- [What you are asked to do]: Will you output all of the data below exactly, omitting the images?

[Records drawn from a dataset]
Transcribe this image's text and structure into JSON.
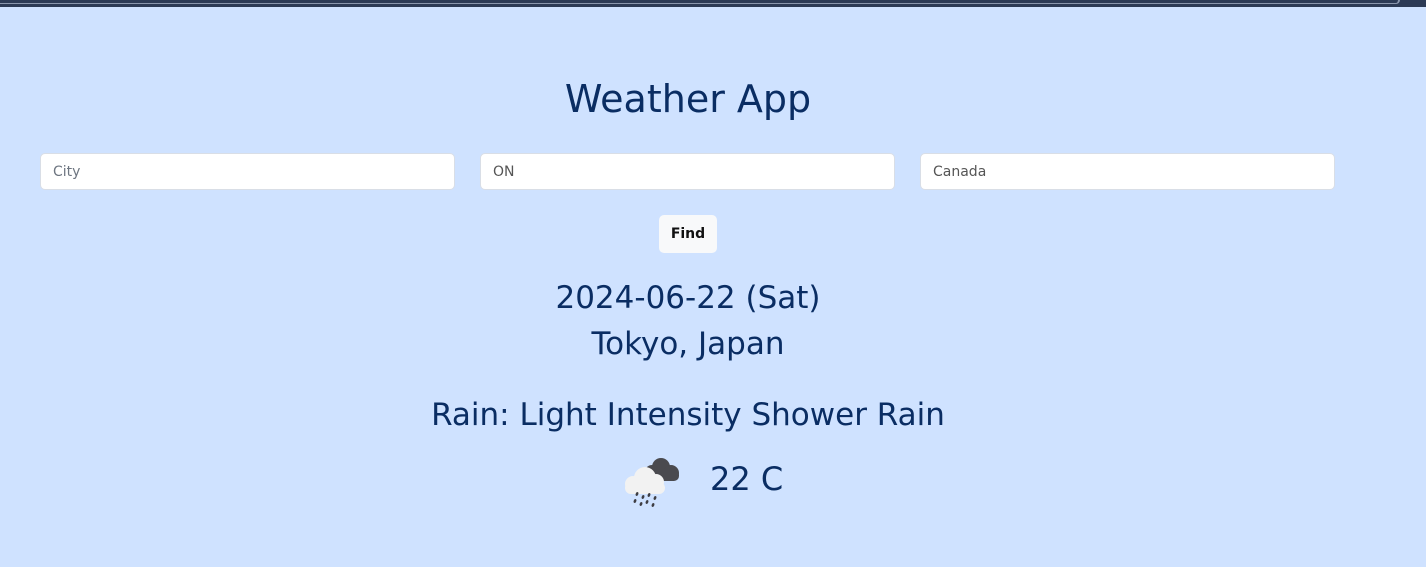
{
  "app": {
    "title": "Weather App"
  },
  "search": {
    "city_placeholder": "City",
    "state_value": "ON",
    "country_value": "Canada",
    "find_label": "Find"
  },
  "result": {
    "date": "2024-06-22 (Sat)",
    "location": "Tokyo, Japan",
    "condition": "Rain: Light Intensity Shower Rain",
    "temperature": "22 C",
    "icon": "shower-rain-icon"
  },
  "colors": {
    "background": "#cfe2ff",
    "text": "#0a2d63",
    "top_bar": "#2c3a55",
    "button_bg": "#f8f9fa"
  }
}
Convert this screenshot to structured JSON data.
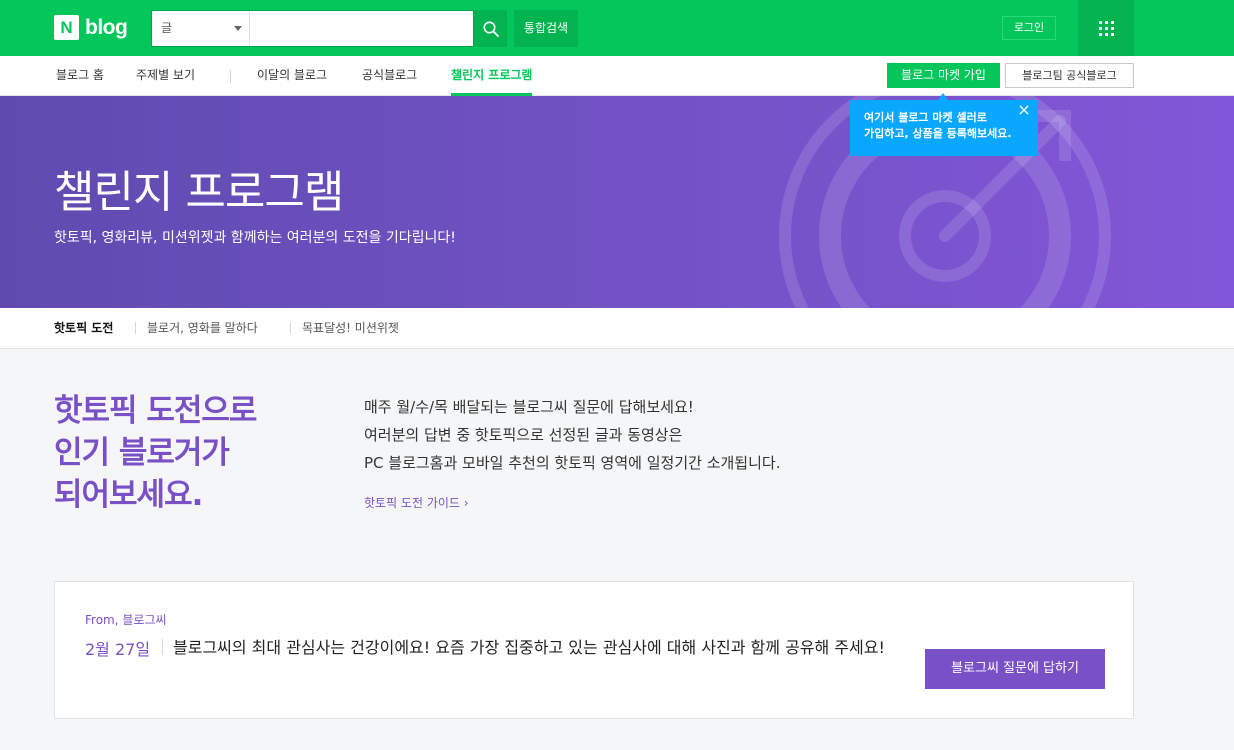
{
  "header": {
    "logo_letter": "N",
    "logo_text": "blog",
    "search_scope": "글",
    "search_placeholder": "",
    "total_search_label": "통합검색",
    "login_label": "로그인",
    "brand_color": "#03c75a"
  },
  "nav": {
    "items": [
      {
        "label": "블로그 홈",
        "active": false
      },
      {
        "label": "주제별 보기",
        "active": false
      },
      {
        "label": "이달의 블로그",
        "active": false
      },
      {
        "label": "공식블로그",
        "active": false
      },
      {
        "label": "챌린지 프로그램",
        "active": true
      }
    ],
    "market_button": "블로그 마켓 가입",
    "team_button": "블로그팀 공식블로그"
  },
  "tooltip": {
    "line1": "여기서 블로그 마켓 셀러로",
    "line2": "가입하고, 상품을 등록해보세요."
  },
  "hero": {
    "title": "챌린지 프로그램",
    "subtitle": "핫토픽, 영화리뷰, 미션위젯과 함께하는 여러분의 도전을 기다립니다!"
  },
  "subtabs": [
    {
      "label": "핫토픽 도전",
      "active": true
    },
    {
      "label": "블로거, 영화를 말하다",
      "active": false
    },
    {
      "label": "목표달성! 미션위젯",
      "active": false
    }
  ],
  "intro": {
    "headline": [
      "핫토픽 도전으로",
      "인기 블로거가",
      "되어보세요."
    ],
    "description": [
      "매주 월/수/목 배달되는 블로그씨 질문에 답해보세요!",
      "여러분의 답변 중 핫토픽으로 선정된 글과 동영상은",
      "PC 블로그홈과 모바일 추천의 핫토픽 영역에 일정기간 소개됩니다."
    ],
    "guide_link": "핫토픽 도전 가이드 ›",
    "accent_color": "#7a50c6"
  },
  "card": {
    "from_label": "From, 블로그씨",
    "date": "2월 27일",
    "question": "블로그씨의 최대 관심사는 건강이에요! 요즘 가장 집중하고 있는 관심사에 대해 사진과 함께 공유해 주세요!",
    "answer_button": "블로그씨 질문에 답하기"
  }
}
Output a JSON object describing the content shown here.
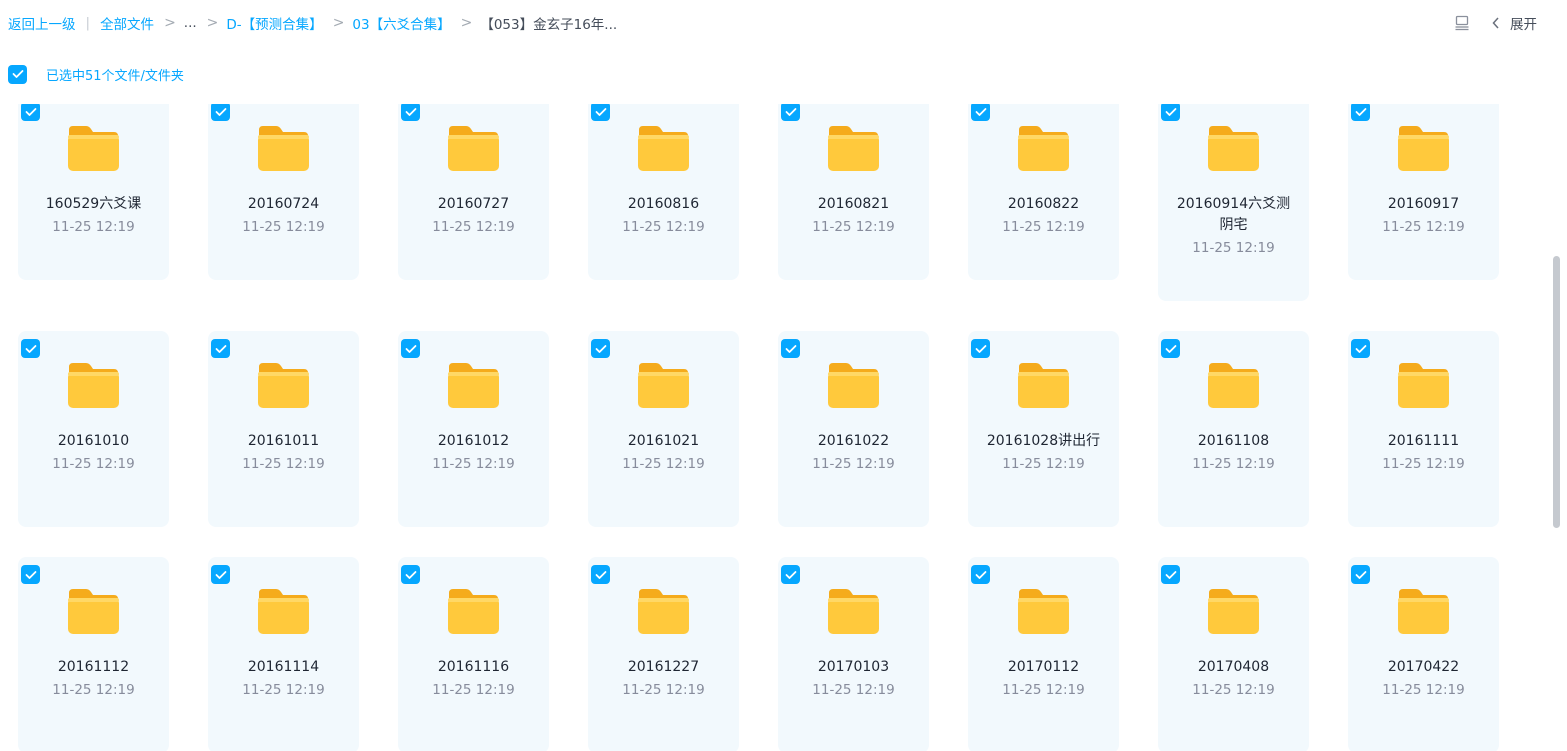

- [Written response]:
Transcribe this image's text and structure into JSON.
{
  "app": {
    "title": "Weather App"
  },
  "search": {
    "city_placeholder": "City",
    "state_value": "ON",
    "country_value": "Canada",
    "find_label": "Find"
  },
  "result": {
    "date": "2024-06-22 (Sat)",
    "location": "Tokyo, Japan",
    "condition": "Rain: Light Intensity Shower Rain",
    "temperature": "22 C",
    "icon": "shower-rain-icon"
  },
  "colors": {
    "background": "#cfe2ff",
    "text": "#0a2d63",
    "top_bar": "#2c3a55",
    "button_bg": "#f8f9fa"
  }
}
Convert this screenshot to structured JSON data.
{
  "header": {
    "logo_letter": "N",
    "logo_text": "blog",
    "search_scope": "글",
    "search_placeholder": "",
    "total_search_label": "통합검색",
    "login_label": "로그인",
    "brand_color": "#03c75a"
  },
  "nav": {
    "items": [
      {
        "label": "블로그 홈",
        "active": false
      },
      {
        "label": "주제별 보기",
        "active": false
      },
      {
        "label": "이달의 블로그",
        "active": false
      },
      {
        "label": "공식블로그",
        "active": false
      },
      {
        "label": "챌린지 프로그램",
        "active": true
      }
    ],
    "market_button": "블로그 마켓 가입",
    "team_button": "블로그팀 공식블로그"
  },
  "tooltip": {
    "line1": "여기서 블로그 마켓 셀러로",
    "line2": "가입하고, 상품을 등록해보세요."
  },
  "hero": {
    "title": "챌린지 프로그램",
    "subtitle": "핫토픽, 영화리뷰, 미션위젯과 함께하는 여러분의 도전을 기다립니다!"
  },
  "subtabs": [
    {
      "label": "핫토픽 도전",
      "active": true
    },
    {
      "label": "블로거, 영화를 말하다",
      "active": false
    },
    {
      "label": "목표달성! 미션위젯",
      "active": false
    }
  ],
  "intro": {
    "headline": [
      "핫토픽 도전으로",
      "인기 블로거가",
      "되어보세요."
    ],
    "description": [
      "매주 월/수/목 배달되는 블로그씨 질문에 답해보세요!",
      "여러분의 답변 중 핫토픽으로 선정된 글과 동영상은",
      "PC 블로그홈과 모바일 추천의 핫토픽 영역에 일정기간 소개됩니다."
    ],
    "guide_link": "핫토픽 도전 가이드 ›",
    "accent_color": "#7a50c6"
  },
  "card": {
    "from_label": "From, 블로그씨",
    "date": "2월 27일",
    "question": "블로그씨의 최대 관심사는 건강이에요! 요즘 가장 집중하고 있는 관심사에 대해 사진과 함께 공유해 주세요!",
    "answer_button": "블로그씨 질문에 답하기"
  }
}
Output a JSON object describing the content shown here.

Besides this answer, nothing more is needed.